Teachers can eliminate ‘dead time’ in the classroom by using creative tools and activities that allow students to learn through tapping into multiple intelligences. In this month’s Ilm o Amal, TRC staff explores various strategies you can use in the classroom to engage your students.
Often when the teacher is engaged in a monologue on a subject, students will tend to drift off and the whole classroom will end up losing valuable class time. This is true of people regardless of their ages. When people are not captivated by what is going on in the classroom, they will focus on something else that interests them.
Unless the teacher is able to capture and keep the students’ focus, children are just not able to learn at an optimal level. And every experienced teacher knows how contagious lack of engagement can be. Because when students figure out that their neighbour are not listening, their immediate reaction is ‘Why should I?’
Competent teachers understand the value of minimizing dead time in the classroom and instead focusing on keeping students thoroughly (and happily) engaged. If you want engaged learners, there is no alternative to listening actively and doing.
Once your students learn about these activities, they will look forward to them. You can use the following 5 activities at the beginning of a class to wind down the students or at any other time during class energize and wake them up.
Here are a few strategies you can start using in your classroom.

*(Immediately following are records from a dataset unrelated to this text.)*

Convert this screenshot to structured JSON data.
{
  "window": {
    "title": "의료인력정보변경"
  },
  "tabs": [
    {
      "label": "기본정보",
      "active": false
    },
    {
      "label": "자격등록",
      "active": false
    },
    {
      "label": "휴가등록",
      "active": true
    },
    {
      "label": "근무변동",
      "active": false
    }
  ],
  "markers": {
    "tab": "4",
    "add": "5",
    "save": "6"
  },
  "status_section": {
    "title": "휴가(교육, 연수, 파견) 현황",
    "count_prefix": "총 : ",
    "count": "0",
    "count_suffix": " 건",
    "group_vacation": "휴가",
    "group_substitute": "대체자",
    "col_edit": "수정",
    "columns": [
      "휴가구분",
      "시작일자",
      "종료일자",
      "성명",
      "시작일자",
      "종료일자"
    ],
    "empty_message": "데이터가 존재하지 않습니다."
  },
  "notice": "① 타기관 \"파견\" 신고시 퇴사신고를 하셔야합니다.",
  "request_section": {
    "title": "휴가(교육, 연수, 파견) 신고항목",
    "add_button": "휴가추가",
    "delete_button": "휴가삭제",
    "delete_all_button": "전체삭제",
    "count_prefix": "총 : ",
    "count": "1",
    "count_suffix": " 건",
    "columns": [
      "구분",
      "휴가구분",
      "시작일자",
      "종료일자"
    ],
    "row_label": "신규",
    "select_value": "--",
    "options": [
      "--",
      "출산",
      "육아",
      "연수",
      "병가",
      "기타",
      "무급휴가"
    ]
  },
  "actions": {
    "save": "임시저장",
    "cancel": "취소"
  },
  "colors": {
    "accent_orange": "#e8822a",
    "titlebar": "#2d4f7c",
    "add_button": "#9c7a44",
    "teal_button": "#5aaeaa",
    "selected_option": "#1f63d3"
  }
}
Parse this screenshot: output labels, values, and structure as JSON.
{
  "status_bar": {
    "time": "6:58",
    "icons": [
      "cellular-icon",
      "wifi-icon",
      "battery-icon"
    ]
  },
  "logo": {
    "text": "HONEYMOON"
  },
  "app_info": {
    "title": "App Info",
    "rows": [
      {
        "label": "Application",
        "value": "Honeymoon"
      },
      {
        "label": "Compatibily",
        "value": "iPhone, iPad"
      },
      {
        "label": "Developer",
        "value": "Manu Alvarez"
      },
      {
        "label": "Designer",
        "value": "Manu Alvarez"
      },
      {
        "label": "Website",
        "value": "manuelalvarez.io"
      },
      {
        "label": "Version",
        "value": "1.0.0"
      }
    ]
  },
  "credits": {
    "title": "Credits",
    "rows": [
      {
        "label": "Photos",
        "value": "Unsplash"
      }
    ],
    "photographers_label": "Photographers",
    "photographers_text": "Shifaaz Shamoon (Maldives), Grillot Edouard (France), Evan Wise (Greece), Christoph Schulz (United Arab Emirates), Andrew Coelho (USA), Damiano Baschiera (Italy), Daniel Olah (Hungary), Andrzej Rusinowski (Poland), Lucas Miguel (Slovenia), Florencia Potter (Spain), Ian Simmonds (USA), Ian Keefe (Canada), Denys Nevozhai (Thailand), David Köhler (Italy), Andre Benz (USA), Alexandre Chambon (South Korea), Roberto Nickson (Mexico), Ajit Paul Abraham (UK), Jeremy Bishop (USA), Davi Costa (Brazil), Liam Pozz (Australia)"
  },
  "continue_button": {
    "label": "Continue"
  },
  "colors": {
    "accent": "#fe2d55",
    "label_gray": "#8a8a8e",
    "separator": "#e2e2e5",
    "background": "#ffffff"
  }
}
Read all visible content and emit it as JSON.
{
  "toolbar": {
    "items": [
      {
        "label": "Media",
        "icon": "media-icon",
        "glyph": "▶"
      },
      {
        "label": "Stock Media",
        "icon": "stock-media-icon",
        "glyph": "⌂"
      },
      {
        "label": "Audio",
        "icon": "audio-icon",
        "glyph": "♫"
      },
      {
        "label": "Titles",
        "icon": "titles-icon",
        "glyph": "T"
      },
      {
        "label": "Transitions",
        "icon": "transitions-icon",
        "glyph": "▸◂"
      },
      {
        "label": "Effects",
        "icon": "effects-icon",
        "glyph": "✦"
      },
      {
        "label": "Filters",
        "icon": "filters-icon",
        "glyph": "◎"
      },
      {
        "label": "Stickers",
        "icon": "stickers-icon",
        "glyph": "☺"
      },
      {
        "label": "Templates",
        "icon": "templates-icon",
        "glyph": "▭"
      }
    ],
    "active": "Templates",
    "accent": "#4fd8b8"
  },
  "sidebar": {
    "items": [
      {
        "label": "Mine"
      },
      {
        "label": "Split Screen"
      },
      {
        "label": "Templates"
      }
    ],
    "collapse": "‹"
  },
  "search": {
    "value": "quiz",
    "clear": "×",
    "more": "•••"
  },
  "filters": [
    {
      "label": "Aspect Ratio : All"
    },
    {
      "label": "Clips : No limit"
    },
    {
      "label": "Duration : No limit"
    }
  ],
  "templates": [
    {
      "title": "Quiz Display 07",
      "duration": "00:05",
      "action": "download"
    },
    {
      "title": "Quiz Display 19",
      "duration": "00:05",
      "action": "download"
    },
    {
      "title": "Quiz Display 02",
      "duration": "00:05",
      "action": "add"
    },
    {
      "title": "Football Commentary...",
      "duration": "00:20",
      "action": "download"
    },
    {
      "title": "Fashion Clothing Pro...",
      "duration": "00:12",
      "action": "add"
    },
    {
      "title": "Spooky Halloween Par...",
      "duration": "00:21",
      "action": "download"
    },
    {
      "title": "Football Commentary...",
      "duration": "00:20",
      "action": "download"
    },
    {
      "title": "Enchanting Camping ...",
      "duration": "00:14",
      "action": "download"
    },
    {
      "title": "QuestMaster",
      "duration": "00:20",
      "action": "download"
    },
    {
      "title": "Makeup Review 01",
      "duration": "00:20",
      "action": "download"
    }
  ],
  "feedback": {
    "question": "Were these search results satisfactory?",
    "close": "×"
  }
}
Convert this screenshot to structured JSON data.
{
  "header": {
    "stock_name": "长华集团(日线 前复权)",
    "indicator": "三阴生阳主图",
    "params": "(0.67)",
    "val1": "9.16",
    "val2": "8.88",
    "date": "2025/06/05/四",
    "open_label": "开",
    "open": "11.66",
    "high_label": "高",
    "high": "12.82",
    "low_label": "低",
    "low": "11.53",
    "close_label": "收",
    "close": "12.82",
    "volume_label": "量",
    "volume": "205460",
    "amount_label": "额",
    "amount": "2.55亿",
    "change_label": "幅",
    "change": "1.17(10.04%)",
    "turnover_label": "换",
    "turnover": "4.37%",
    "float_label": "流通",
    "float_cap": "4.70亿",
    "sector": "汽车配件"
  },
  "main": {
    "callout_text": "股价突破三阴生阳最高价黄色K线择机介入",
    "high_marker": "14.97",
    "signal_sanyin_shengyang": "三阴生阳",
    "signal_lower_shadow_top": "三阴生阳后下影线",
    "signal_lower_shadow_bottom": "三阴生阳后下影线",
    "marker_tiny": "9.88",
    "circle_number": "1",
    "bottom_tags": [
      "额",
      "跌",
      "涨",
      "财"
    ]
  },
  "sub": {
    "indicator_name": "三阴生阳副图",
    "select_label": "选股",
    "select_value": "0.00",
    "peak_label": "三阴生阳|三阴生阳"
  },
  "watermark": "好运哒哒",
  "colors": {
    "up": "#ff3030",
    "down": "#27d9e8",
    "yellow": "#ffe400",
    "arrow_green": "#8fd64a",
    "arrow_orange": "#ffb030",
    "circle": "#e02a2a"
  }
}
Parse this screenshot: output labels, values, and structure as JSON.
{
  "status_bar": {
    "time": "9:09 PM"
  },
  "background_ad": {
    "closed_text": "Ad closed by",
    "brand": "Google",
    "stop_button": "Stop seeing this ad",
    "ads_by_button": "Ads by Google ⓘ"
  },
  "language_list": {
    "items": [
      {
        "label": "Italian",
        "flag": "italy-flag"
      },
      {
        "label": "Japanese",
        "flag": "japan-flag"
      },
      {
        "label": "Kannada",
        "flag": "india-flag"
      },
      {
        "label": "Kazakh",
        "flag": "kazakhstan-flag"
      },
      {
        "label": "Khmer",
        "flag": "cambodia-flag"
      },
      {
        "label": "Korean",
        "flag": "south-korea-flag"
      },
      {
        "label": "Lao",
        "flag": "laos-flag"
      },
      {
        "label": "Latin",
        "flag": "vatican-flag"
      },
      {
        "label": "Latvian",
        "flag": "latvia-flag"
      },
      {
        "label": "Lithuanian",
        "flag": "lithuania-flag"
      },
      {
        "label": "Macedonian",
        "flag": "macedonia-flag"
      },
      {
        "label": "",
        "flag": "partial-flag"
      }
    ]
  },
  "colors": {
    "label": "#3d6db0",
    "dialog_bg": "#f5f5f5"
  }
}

1. Movement: one of the best ways to blast dead time is to ask the students to participate in some synchronized physical movements. The students do not have to move from their seats. Just ask them to stand up, or keep sitting and snap their fingers or clap to a rhythm. The rhythm can be a set of facts. They can also stomp their feet. You can create a rhythm and with your fingers, hands or feet and get the children to echo it back to you. Any physical routine that you use can work well in the classroom and engage your students.
2. Mind Warm-Up: A fun way of engaging the class is to put up some course related content on the board and ask students to pick out the mistakes in it. This may not work as well, if the students work by themselves. Instead ask the students to work collaboratively, in teams to find the mistakes and this activity will work well. End the activity by asking the teams to raise their fingers to tell you how many mistakes they found and the team with the highest number gets to explain how they got the answer.
3. Teach Teamwork: Before a project starts, it helps to teach students to work in teams and understand the value of collaboration. You can teach your students to collaborate, by getting them to build a free standing paper tower. This is not a subject-related activity, but doing it with your students will teach them about teamwork. This exercise can be done simply using just 5 sheets of paper, some tape and if you want to make it more challenging, ask them to balance a ball on top of the tower once it is standing. You can do this activity by asking some of the students to be bystanders and give feedback to the ones building the tower. Be sure to train them to give positive feedback before the negative.
4. Student Reflection: If you feel that the students’ interest is waning during a presentation or when you want students to settle down after an activity, get them to quickly do a short exercise that quickly anchors them back to the content of that day’s lesson. Depending on the grade level, you can ask questions like, ‘What did you find most interesting about (the subject)? What is most confusing about the subject? What was most boring? What question could I ask about this in the exam? ‘Write a quick summary about what you have learnt.” Have the students quickly reflect and jot down their answers in a notebook.
They can give their answers in one or a few sentences, which you may want to check once a week.
5. Use Chits: Keep chits with every student’s name and pull them out when you want someone to speak up or respond to a question. This will help struggling students to feel part of the classroom. However before using this strategy make sure your classroom is a safe and supportive environment where students will not be ridiculed for getting an answer wrong.
Experienced and wise teachers understand that it is worth investing the time to develop these strategies in order to kill dead time, because in the long run it will pay off when it comes to classroom management.